### Task directions
Count every line in the entries that follow where the word "label" appears, then state only the total.

### Supplied records
________
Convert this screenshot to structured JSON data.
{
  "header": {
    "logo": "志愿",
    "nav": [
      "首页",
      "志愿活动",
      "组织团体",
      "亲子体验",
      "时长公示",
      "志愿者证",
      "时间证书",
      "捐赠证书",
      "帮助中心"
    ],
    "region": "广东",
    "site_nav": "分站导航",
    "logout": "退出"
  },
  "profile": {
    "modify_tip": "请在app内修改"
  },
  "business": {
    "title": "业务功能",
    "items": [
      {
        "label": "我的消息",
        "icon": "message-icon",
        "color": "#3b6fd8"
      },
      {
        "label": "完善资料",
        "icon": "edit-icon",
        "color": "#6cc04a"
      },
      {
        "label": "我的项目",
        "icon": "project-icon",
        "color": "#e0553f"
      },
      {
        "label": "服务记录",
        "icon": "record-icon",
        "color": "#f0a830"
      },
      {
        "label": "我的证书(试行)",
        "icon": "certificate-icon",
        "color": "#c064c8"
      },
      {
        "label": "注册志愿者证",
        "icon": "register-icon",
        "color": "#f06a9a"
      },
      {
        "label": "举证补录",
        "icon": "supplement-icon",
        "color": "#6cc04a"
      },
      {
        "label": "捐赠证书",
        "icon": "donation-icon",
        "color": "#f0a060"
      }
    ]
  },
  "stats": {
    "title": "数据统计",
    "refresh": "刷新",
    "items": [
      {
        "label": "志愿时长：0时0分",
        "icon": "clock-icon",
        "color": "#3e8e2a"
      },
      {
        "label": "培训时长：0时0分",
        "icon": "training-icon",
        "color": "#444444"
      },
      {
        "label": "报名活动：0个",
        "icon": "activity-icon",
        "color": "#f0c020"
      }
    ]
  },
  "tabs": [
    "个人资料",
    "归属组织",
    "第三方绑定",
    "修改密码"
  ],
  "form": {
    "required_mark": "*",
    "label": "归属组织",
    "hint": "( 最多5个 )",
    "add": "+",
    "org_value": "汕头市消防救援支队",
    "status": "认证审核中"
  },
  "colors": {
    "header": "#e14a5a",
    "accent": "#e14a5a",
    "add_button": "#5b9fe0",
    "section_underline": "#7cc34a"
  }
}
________
### Task result
12